All in all, tonight's matchup was a fun one to watch. The Thunder are going to have the Rockets' number as long as Harden and Howard are their main scorers, because the Thunder have defenders that are well-equipped to beat them. But the Rockets are a fast-paced team, and they do have some role players who are certainly capable of going off for career nights when Houston moves the ball well. Clutch City is also capable of creating some serious matchup problems for the Thunder, and are just one bench piece away (like a well-integrated Jordan Hamilton or a healthy Francisco Garcia) from competing with OKC on a nightly basis.
But really, I'm not worried about this team going into the playoffs. They haven't proven that they can beat the Thunder or the Clippers yet, and until they do so, they're going to have problems getting past the second round. Meanwhile, the Thunder are far from being their normal selves, but it was just nice to see them put together a cohesive defensive effort and stop the Rockets in the paint.
Now, the Thunder await the famous Lakes of Los Angeles, hoping to hastily remove the egg that Jodie Meeks has spread all over our collective faces.
Thunder Wonder: Kevin Durant, for knowing the answer to the life, universe, and everything.
Thunder Down Under: Serge Ibaka, whose presence down low was unmatched
Thunder Blunder: Jeremy Lamb, who's found himself eclipsed by Caron Butler in the rotation.
Thunder Plunderer: James Harden, who nearly had a triple-double despite unremarkable shooting numbers.

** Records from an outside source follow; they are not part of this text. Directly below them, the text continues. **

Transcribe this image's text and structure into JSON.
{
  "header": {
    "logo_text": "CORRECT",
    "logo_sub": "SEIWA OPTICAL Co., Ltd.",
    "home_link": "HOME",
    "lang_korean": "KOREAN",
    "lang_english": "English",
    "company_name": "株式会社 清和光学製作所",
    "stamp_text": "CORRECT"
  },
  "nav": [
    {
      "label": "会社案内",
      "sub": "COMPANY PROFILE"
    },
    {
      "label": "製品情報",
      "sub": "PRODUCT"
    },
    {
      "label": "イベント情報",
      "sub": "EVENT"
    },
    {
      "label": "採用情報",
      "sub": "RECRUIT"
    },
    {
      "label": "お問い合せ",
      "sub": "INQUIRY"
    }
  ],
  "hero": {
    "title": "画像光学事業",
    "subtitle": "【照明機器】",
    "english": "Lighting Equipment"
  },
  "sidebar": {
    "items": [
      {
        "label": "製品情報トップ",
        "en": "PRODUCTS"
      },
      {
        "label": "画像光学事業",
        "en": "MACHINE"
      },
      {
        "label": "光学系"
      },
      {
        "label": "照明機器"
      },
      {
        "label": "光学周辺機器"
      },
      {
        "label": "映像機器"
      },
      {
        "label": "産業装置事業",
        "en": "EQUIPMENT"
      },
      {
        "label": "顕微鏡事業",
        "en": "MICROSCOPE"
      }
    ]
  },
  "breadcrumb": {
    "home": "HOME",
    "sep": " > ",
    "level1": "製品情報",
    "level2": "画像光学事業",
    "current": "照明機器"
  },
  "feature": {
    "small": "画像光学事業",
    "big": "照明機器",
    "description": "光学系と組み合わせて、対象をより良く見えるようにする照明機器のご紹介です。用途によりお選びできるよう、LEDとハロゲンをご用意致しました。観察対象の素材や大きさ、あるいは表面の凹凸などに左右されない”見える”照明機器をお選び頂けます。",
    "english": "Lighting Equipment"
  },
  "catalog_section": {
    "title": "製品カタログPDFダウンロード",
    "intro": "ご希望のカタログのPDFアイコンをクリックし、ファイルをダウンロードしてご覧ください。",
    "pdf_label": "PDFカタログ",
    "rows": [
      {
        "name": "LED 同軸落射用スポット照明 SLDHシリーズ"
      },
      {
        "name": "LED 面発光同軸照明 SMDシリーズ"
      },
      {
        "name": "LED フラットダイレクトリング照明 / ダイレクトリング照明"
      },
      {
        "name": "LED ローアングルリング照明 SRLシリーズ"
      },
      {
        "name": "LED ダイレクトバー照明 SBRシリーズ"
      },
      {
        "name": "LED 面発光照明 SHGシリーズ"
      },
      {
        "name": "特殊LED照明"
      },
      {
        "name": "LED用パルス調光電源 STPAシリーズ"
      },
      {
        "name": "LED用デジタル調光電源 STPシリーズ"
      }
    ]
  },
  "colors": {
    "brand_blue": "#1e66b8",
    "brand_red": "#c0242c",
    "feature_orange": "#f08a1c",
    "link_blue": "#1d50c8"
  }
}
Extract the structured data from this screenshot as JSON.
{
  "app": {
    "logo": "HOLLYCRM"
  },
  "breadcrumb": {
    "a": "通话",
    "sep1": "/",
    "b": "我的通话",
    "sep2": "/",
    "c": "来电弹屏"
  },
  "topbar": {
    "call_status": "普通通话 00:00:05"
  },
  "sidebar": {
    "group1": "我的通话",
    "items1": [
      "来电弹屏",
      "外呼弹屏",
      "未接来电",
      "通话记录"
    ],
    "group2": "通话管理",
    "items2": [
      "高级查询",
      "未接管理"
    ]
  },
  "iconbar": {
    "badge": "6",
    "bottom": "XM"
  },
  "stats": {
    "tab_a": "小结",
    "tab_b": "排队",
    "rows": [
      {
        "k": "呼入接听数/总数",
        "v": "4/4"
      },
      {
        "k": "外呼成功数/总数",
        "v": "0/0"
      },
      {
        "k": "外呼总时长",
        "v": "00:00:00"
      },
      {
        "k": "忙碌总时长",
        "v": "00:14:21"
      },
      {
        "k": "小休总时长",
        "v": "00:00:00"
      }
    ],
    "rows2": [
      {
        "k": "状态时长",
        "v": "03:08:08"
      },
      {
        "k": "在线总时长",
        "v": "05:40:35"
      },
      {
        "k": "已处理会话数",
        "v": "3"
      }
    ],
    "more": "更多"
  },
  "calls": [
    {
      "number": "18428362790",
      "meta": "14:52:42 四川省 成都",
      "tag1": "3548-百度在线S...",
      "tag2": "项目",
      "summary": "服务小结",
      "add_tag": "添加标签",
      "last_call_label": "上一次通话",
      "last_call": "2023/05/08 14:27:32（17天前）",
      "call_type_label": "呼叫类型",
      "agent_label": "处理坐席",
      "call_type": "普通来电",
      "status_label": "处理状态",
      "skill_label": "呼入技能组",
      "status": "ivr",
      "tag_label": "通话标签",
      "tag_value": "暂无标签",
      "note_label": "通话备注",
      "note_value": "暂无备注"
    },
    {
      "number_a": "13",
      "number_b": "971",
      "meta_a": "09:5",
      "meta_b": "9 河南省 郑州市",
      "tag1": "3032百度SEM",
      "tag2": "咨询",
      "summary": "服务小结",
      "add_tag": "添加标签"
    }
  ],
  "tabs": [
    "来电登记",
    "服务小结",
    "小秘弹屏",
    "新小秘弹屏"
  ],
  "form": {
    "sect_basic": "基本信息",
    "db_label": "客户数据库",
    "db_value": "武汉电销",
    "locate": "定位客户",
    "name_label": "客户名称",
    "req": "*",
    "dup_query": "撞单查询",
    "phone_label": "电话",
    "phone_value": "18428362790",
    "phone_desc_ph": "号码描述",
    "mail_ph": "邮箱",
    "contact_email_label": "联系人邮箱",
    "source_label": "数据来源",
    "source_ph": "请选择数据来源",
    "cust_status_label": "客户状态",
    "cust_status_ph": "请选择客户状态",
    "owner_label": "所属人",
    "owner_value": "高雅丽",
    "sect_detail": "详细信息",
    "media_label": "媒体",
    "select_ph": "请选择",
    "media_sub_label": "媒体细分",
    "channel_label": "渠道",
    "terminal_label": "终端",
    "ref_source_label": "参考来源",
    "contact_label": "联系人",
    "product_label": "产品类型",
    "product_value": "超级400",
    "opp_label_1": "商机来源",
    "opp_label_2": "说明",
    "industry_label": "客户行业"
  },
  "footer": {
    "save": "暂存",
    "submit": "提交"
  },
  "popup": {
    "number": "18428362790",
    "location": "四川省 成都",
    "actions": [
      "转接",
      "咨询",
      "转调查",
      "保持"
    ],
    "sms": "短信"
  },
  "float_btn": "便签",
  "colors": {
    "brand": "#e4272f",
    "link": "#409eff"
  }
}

Next Game: Versus the Los Angeles Lakers, Thursday, March 13th, 8:30 PM Central Standard Time.